Dataset items:
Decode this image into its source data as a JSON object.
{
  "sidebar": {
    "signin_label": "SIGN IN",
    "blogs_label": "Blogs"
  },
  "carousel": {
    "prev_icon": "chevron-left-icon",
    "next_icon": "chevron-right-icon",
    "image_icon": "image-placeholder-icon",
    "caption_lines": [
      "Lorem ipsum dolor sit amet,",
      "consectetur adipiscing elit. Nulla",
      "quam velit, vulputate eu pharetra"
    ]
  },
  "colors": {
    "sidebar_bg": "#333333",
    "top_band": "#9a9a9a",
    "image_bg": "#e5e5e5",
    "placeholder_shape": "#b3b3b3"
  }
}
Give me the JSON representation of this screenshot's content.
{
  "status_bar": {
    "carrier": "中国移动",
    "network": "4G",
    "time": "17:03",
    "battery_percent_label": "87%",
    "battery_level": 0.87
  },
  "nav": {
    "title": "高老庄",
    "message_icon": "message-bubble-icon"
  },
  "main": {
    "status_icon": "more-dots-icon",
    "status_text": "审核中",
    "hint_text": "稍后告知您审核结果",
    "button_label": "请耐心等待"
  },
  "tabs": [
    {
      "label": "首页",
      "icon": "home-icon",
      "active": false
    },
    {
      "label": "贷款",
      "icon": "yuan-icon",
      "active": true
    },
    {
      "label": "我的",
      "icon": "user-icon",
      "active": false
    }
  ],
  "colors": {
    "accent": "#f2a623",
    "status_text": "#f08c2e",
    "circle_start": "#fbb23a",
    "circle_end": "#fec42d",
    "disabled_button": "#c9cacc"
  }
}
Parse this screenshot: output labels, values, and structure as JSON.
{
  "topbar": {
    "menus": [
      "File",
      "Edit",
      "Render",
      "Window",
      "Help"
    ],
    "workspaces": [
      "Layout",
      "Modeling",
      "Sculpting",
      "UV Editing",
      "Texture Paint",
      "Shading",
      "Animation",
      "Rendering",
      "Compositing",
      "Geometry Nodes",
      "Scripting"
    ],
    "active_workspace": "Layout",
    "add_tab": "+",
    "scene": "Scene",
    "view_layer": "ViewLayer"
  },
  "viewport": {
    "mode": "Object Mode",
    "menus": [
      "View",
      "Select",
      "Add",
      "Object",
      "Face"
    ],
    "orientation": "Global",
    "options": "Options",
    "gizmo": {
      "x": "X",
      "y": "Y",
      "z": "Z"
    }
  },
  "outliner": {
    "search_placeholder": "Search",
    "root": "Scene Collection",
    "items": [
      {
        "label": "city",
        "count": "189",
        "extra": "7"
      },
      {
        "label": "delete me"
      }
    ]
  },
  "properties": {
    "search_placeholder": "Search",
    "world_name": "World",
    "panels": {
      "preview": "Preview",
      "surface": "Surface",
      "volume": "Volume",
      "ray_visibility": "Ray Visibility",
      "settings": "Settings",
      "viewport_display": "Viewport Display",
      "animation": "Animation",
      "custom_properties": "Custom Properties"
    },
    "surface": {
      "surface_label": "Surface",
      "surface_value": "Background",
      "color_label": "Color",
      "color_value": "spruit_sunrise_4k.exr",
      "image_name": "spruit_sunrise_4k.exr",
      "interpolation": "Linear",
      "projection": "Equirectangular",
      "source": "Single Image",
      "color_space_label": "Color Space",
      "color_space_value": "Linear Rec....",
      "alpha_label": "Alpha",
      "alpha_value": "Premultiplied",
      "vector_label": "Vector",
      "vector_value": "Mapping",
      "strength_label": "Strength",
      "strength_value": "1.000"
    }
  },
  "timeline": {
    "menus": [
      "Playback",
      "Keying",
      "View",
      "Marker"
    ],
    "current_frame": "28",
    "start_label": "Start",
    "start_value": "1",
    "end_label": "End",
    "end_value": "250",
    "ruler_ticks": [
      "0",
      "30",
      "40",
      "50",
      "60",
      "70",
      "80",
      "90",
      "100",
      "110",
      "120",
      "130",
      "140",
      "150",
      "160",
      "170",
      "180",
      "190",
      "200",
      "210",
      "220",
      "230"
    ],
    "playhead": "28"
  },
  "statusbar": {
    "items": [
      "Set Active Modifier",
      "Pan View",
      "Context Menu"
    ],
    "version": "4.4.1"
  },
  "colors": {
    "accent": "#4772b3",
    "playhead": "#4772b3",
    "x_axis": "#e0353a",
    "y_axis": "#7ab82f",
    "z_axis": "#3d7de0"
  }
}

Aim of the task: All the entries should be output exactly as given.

Answer to this problem:
Decode this image into its source data as a JSON object.
{
  "sidebar": {
    "signin_label": "SIGN IN",
    "blogs_label": "Blogs"
  },
  "carousel": {
    "prev_icon": "chevron-left-icon",
    "next_icon": "chevron-right-icon",
    "image_icon": "image-placeholder-icon",
    "caption_lines": [
      "Lorem ipsum dolor sit amet,",
      "consectetur adipiscing elit. Nulla",
      "quam velit, vulputate eu pharetra"
    ]
  },
  "colors": {
    "sidebar_bg": "#333333",
    "top_band": "#9a9a9a",
    "image_bg": "#e5e5e5",
    "placeholder_shape": "#b3b3b3"
  }
}
Give me the JSON representation of this screenshot's content.
{
  "status_bar": {
    "carrier": "中国移动",
    "network": "4G",
    "time": "17:03",
    "battery_percent_label": "87%",
    "battery_level": 0.87
  },
  "nav": {
    "title": "高老庄",
    "message_icon": "message-bubble-icon"
  },
  "main": {
    "status_icon": "more-dots-icon",
    "status_text": "审核中",
    "hint_text": "稍后告知您审核结果",
    "button_label": "请耐心等待"
  },
  "tabs": [
    {
      "label": "首页",
      "icon": "home-icon",
      "active": false
    },
    {
      "label": "贷款",
      "icon": "yuan-icon",
      "active": true
    },
    {
      "label": "我的",
      "icon": "user-icon",
      "active": false
    }
  ],
  "colors": {
    "accent": "#f2a623",
    "status_text": "#f08c2e",
    "circle_start": "#fbb23a",
    "circle_end": "#fec42d",
    "disabled_button": "#c9cacc"
  }
}
Parse this screenshot: output labels, values, and structure as JSON.
{
  "topbar": {
    "menus": [
      "File",
      "Edit",
      "Render",
      "Window",
      "Help"
    ],
    "workspaces": [
      "Layout",
      "Modeling",
      "Sculpting",
      "UV Editing",
      "Texture Paint",
      "Shading",
      "Animation",
      "Rendering",
      "Compositing",
      "Geometry Nodes",
      "Scripting"
    ],
    "active_workspace": "Layout",
    "add_tab": "+",
    "scene": "Scene",
    "view_layer": "ViewLayer"
  },
  "viewport": {
    "mode": "Object Mode",
    "menus": [
      "View",
      "Select",
      "Add",
      "Object",
      "Face"
    ],
    "orientation": "Global",
    "options": "Options",
    "gizmo": {
      "x": "X",
      "y": "Y",
      "z": "Z"
    }
  },
  "outliner": {
    "search_placeholder": "Search",
    "root": "Scene Collection",
    "items": [
      {
        "label": "city",
        "count": "189",
        "extra": "7"
      },
      {
        "label": "delete me"
      }
    ]
  },
  "properties": {
    "search_placeholder": "Search",
    "world_name": "World",
    "panels": {
      "preview": "Preview",
      "surface": "Surface",
      "volume": "Volume",
      "ray_visibility": "Ray Visibility",
      "settings": "Settings",
      "viewport_display": "Viewport Display",
      "animation": "Animation",
      "custom_properties": "Custom Properties"
    },
    "surface": {
      "surface_label": "Surface",
      "surface_value": "Background",
      "color_label": "Color",
      "color_value": "spruit_sunrise_4k.exr",
      "image_name": "spruit_sunrise_4k.exr",
      "interpolation": "Linear",
      "projection": "Equirectangular",
      "source": "Single Image",
      "color_space_label": "Color Space",
      "color_space_value": "Linear Rec....",
      "alpha_label": "Alpha",
      "alpha_value": "Premultiplied",
      "vector_label": "Vector",
      "vector_value": "Mapping",
      "strength_label": "Strength",
      "strength_value": "1.000"
    }
  },
  "timeline": {
    "menus": [
      "Playback",
      "Keying",
      "View",
      "Marker"
    ],
    "current_frame": "28",
    "start_label": "Start",
    "start_value": "1",
    "end_label": "End",
    "end_value": "250",
    "ruler_ticks": [
      "0",
      "30",
      "40",
      "50",
      "60",
      "70",
      "80",
      "90",
      "100",
      "110",
      "120",
      "130",
      "140",
      "150",
      "160",
      "170",
      "180",
      "190",
      "200",
      "210",
      "220",
      "230"
    ],
    "playhead": "28"
  },
  "statusbar": {
    "items": [
      "Set Active Modifier",
      "Pan View",
      "Context Menu"
    ],
    "version": "4.4.1"
  },
  "colors": {
    "accent": "#4772b3",
    "playhead": "#4772b3",
    "x_axis": "#e0353a",
    "y_axis": "#7ab82f",
    "z_axis": "#3d7de0"
  }
}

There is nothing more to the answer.